Records for this exercise START
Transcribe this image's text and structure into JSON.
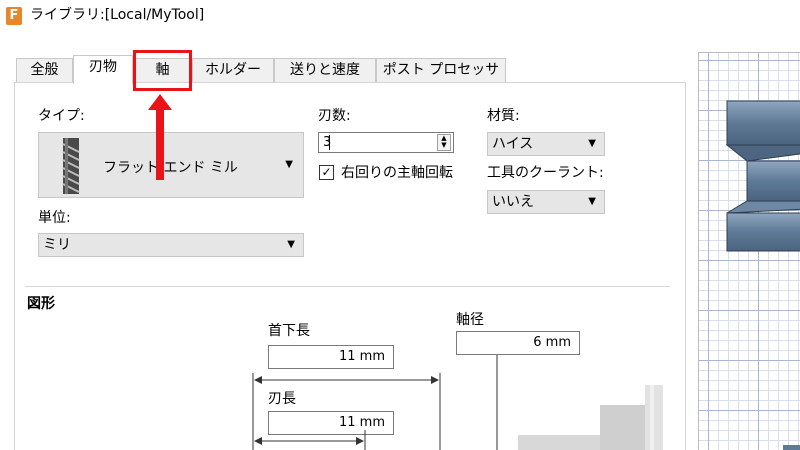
{
  "window": {
    "title": "ライブラリ:[Local/MyTool]",
    "app_icon_letter": "F"
  },
  "tabs": [
    {
      "label": "全般"
    },
    {
      "label": "刃物"
    },
    {
      "label": "軸"
    },
    {
      "label": "ホルダー"
    },
    {
      "label": "送りと速度"
    },
    {
      "label": "ポスト プロセッサ"
    }
  ],
  "type": {
    "label": "タイプ:",
    "value": "フラット エンド ミル"
  },
  "flutes": {
    "label": "刃数:",
    "value": "3"
  },
  "material": {
    "label": "材質:",
    "value": "ハイス"
  },
  "spindle": {
    "label": "右回りの主軸回転",
    "checked": true
  },
  "coolant": {
    "label": "工具のクーラント:",
    "value": "いいえ"
  },
  "unit": {
    "label": "単位:",
    "value": "ミリ"
  },
  "geometry": {
    "section_title": "図形",
    "body_length": {
      "label": "首下長",
      "value": "11 mm"
    },
    "shaft_diameter": {
      "label": "軸径",
      "value": "6 mm"
    },
    "flute_length": {
      "label": "刃長",
      "value": "11 mm"
    }
  },
  "colors": {
    "highlight": "#e8141a",
    "tool_shade": "#6f8aa6",
    "grid_major": "#a9b6d2",
    "grid_minor": "#d7deec"
  }
}
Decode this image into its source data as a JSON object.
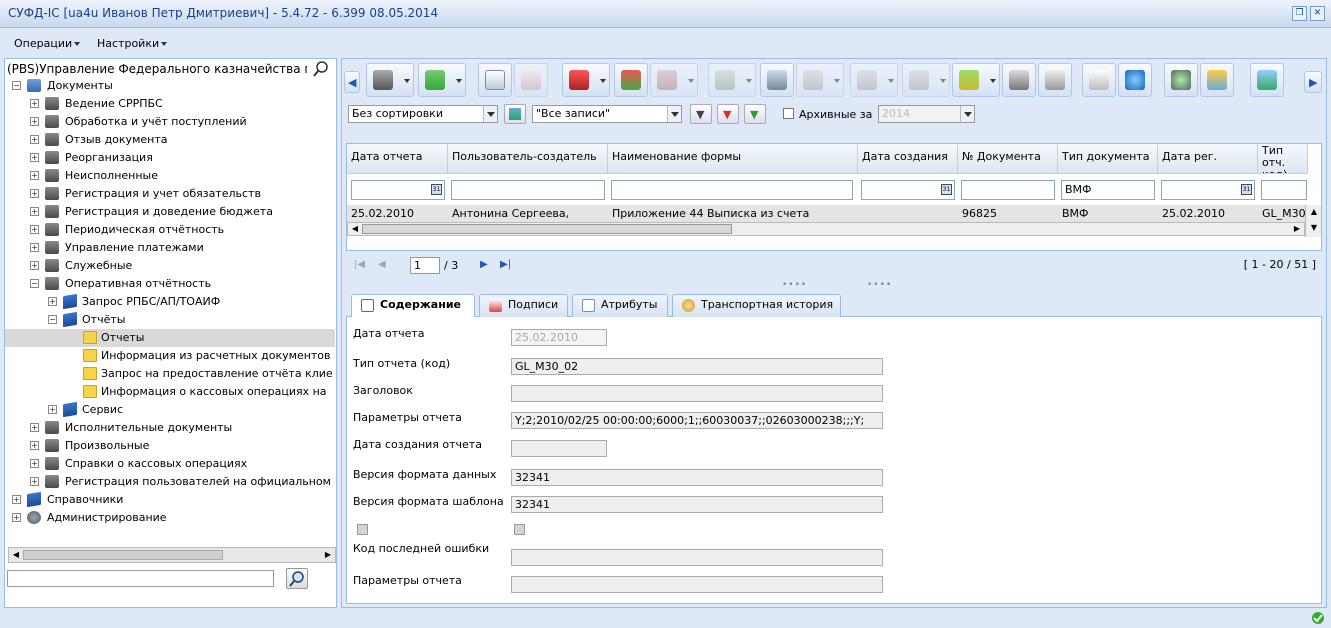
{
  "window": {
    "title": "СУФД-IC [ua4u Иванов Петр Дмитриевич] - 5.4.72 - 6.399 08.05.2014"
  },
  "menu": {
    "operations": "Операции",
    "settings": "Настройки"
  },
  "left_panel": {
    "header": "(PBS)Управление Федерального казначейства по",
    "tree": {
      "documents": "Документы",
      "srrpbs": "Ведение СРРПБС",
      "receipts": "Обработка и учёт поступлений",
      "recall": "Отзыв документа",
      "reorg": "Реорганизация",
      "unexecuted": "Неисполненные",
      "obligations": "Регистрация и учет обязательств",
      "budget": "Регистрация и доведение бюджета",
      "periodic": "Периодическая отчётность",
      "payments": "Управление платежами",
      "service": "Служебные",
      "operational": "Оперативная отчётность",
      "rpbs_request": "Запрос РПБС/АП/ТОАИФ",
      "reports_folder": "Отчёты",
      "reports": "Отчеты",
      "info_settlement": "Информация из расчетных документов",
      "report_request": "Запрос на предоставление отчёта клие",
      "cash_info": "Информация о кассовых операциях на",
      "servis": "Сервис",
      "executive": "Исполнительные документы",
      "arbitrary": "Произвольные",
      "cash_refs": "Справки о кассовых операциях",
      "user_reg": "Регистрация пользователей на официальном",
      "directories": "Справочники",
      "admin": "Администрирование"
    },
    "search_value": ""
  },
  "filters": {
    "sort": "Без сортировки",
    "records": "\"Все записи\"",
    "archive_label": "Архивные за",
    "archive_year": "2014"
  },
  "grid": {
    "columns": [
      "Дата отчета",
      "Пользователь-создатель",
      "Наименование формы",
      "Дата создания",
      "№ Документа",
      "Тип документа",
      "Дата рег.",
      "Тип отч. код)"
    ],
    "filter_doc_type": "ВМФ",
    "row": [
      "25.02.2010",
      "Антонина Сергеева,",
      "Приложение 44 Выписка из счета",
      "",
      "96825",
      "ВМФ",
      "25.02.2010",
      "GL_M30"
    ]
  },
  "pager": {
    "page": "1",
    "of": "/ 3",
    "range": "[ 1 - 20 / 51 ]"
  },
  "tabs": {
    "content": "Содержание",
    "signatures": "Подписи",
    "attributes": "Атрибуты",
    "transport": "Транспортная история"
  },
  "form": {
    "report_date_label": "Дата отчета",
    "report_date": "25.02.2010",
    "report_type_label": "Тип отчета (код)",
    "report_type": "GL_M30_02",
    "header_label": "Заголовок",
    "header": "",
    "params_label": "Параметры отчета",
    "params": "Y;2;2010/02/25 00:00:00;6000;1;;60030037;;02603000238;;;Y;",
    "created_label": "Дата создания отчета",
    "created": "",
    "data_format_label": "Версия формата данных",
    "data_format": "32341",
    "template_format_label": "Версия формата шаблона",
    "template_format": "32341",
    "last_error_label": "Код последней ошибки",
    "last_error": "",
    "params2_label": "Параметры отчета",
    "params2": ""
  },
  "colors": {
    "accent": "#99bbe8",
    "title": "#15428b",
    "selected": "#d9d9d9"
  }
}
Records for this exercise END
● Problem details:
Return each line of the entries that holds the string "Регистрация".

● Reply:
      "obligations": "Регистрация и учет обязательств",
      "budget": "Регистрация и доведение бюджета",
      "user_reg": "Регистрация пользователей на официальном",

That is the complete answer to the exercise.